Regaining Balance with Self-Reflection

Sometimes life can get so chaotic that it begins to take a toll on us before we recognize what is happening. In this blog, Julie O’Brien, MA, LPC-Associate, Supervised by: Kerry Williamson, MA, LPC-S, LMFT-S, CST shares a helpful framework for evaluating how we are doing in order to make adjustments. Be sure to download the infographic that she created and uses with clients at the end of the post!
Are you feeling down and aren’t sure why? Maybe it’s time for some self-reflection and a little extra care. Self-care and evaluation can help us when we are feeling low or disconnected. When reflecting on your life, try looking at it like a table that has four legs. If a table is off-balance, it is usually because one of the legs is broken or weak. In the same way, you can visualize four key areas of life, physical, mental, relational, and spiritual to determine if one of them is weak and needs some attention.  Each of these areas represents a leg of the table.   To evaluate the balance of your life, you can ask yourself a variety of probing questions for each of the key areas:

Physically: “Am I physically caring for my body as I should? Am I eating nutritious food, and getting enough water?  Am I getting adequate rest? Am I spending time outdoors, exercising, and enjoying God's creation?” God created humankind in a garden, not in an office building lit by fluorescent light and built of metal and concrete.  He wants us to spend time outdoors, in the sunshine, where we can find refreshment in nature.

Mentally: “Am I experiencing anxiety? Am I battling with intrusive thoughts or negative self-talk? Am I struggling with depression? Am I feeling overwhelmed with stress?”

Relationally: “Do I feel supported by the important people in my life?  Am I isolating?  Do I feel tension or conflict with others? Am I carrying resentment towards someone? To whom do I need to make amends or reconnect after a conflict? What are my boundaries and are they healthy?”

Spiritually: “Am I feeling disconnected from God? Do I feel hopeful or despondent about the future?  Do I have bitterness, jealousy, or anger that I am hanging on to? Am I struggling with shame over something I’ve done, or something done to me?”

All four of these key areas of life balance are things we can use for our own self-evaluation. We can journal about this, talk it over with someone we trust, and channel some extra time, energy, and resources toward strengthening what is weak.

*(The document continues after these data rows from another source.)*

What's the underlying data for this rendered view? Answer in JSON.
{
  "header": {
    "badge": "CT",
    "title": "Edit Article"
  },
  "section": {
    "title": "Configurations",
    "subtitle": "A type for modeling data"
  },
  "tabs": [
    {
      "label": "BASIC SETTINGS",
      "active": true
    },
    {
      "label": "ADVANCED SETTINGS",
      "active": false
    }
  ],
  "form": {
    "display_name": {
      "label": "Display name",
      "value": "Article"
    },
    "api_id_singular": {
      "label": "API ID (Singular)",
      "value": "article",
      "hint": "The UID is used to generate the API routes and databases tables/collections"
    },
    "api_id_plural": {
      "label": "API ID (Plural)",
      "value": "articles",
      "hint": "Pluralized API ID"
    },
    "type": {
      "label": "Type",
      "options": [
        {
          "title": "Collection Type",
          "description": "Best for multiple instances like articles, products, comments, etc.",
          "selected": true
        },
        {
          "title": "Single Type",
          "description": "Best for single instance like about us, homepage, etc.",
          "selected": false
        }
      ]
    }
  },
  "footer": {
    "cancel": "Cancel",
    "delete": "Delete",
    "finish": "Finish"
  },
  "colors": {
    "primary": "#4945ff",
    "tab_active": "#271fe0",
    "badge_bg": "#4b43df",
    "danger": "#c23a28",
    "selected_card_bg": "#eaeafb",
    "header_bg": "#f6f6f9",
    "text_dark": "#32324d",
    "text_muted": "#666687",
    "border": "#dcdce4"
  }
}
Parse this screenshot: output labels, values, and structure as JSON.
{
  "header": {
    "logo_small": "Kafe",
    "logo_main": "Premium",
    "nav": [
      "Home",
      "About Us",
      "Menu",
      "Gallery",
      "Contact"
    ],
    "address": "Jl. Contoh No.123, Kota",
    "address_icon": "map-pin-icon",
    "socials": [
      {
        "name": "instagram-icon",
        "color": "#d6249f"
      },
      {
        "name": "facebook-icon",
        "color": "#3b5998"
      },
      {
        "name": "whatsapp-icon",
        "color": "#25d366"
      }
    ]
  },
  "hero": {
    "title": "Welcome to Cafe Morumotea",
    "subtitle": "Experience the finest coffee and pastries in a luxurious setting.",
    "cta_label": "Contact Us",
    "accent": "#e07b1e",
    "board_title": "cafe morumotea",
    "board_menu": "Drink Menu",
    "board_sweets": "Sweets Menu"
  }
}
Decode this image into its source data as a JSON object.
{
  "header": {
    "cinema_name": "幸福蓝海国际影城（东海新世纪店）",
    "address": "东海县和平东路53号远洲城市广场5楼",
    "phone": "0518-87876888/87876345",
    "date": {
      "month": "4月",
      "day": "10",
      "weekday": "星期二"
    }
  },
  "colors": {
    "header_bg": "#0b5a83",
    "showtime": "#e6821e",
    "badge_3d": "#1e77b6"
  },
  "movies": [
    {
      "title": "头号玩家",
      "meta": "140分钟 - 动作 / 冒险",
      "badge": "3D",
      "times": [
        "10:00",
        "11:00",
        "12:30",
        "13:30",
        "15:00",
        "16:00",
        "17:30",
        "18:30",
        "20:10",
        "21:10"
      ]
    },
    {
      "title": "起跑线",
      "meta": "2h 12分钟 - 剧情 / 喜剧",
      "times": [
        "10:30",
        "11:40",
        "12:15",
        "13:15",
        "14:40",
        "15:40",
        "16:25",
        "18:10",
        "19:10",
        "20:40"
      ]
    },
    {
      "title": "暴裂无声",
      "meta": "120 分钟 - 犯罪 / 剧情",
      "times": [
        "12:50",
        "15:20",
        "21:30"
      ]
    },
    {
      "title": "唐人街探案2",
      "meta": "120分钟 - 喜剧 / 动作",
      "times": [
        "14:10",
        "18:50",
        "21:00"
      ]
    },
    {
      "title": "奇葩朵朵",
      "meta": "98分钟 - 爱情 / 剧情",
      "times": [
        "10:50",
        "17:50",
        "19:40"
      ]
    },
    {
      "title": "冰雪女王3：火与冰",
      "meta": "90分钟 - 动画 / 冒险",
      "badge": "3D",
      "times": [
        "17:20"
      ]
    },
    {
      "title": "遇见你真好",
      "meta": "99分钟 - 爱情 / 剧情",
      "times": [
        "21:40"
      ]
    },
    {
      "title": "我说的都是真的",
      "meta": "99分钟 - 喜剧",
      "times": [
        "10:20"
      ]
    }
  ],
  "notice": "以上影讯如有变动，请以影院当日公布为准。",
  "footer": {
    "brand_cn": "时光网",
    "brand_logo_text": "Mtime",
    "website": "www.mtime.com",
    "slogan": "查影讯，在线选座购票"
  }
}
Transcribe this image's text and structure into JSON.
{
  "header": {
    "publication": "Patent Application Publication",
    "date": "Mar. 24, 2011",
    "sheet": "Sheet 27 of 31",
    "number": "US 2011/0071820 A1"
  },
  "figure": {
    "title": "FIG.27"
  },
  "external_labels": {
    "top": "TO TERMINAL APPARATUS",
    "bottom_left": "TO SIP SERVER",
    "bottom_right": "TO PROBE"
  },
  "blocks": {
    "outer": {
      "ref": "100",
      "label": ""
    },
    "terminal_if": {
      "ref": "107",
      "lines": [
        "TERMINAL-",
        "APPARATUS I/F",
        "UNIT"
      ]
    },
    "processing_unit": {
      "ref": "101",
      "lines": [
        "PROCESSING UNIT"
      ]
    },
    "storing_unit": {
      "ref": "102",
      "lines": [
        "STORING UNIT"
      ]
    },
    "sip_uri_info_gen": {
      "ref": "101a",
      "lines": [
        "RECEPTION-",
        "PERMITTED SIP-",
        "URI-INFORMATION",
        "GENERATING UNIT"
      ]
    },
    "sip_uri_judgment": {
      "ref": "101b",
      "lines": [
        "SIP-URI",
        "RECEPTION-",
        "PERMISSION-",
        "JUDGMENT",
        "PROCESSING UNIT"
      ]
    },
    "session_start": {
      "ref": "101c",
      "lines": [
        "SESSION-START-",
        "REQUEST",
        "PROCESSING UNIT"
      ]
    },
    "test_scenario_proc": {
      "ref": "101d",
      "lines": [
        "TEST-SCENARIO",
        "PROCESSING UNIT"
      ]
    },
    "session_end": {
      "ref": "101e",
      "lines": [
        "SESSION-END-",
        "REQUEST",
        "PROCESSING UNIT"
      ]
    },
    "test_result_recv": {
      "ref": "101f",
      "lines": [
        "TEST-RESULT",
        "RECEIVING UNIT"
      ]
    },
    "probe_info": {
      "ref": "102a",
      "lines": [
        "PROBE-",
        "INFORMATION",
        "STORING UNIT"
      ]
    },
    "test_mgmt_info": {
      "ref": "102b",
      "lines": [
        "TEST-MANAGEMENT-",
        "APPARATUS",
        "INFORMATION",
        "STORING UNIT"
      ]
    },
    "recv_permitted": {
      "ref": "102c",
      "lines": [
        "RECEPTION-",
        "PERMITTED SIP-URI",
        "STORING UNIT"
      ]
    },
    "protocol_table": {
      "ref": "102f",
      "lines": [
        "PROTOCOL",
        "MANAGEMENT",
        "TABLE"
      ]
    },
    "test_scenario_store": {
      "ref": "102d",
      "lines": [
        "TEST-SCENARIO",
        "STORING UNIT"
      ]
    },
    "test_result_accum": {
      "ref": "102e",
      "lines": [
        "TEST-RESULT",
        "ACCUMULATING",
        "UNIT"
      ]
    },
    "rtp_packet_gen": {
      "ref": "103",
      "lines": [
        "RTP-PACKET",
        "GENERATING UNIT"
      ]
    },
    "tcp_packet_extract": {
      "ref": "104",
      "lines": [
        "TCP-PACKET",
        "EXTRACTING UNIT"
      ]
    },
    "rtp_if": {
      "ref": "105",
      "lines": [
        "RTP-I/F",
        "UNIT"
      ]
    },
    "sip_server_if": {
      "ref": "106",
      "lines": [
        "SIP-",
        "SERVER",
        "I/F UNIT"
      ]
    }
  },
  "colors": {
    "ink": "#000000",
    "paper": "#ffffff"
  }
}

If you are struggling with depression, anxiety, or negative thoughts about yourself and your future, I encourage you to use this framework as a way to identify what may be putting your life out of balance. You can download a helpful infographic self-evaluation tool I created and use with clients here. If you’d like to process your reflections with someone to decide on next steps, I would be honored to come alongside you in that process. If you are interested in scheduling a session with me or another therapist at ALCS, please contact our office.
Julie works with teens and adults struggling with grief, anxiety, depression, autism, trauma, post-traumatic stress disorder (PTSD), self-harm, addiction, suicidal ideation, betrayal, divorce recovery, difficulty bonding, broken relationships, and strained parent / child relationships.
Julie utilizes Cognitive Behavioral Therapy (CBT) and Narrative Therapy to unearth hidden traumas and childhood wounds, and TBRI to address attachment needs and fear-based behaviors.
For specific questions, email Julie at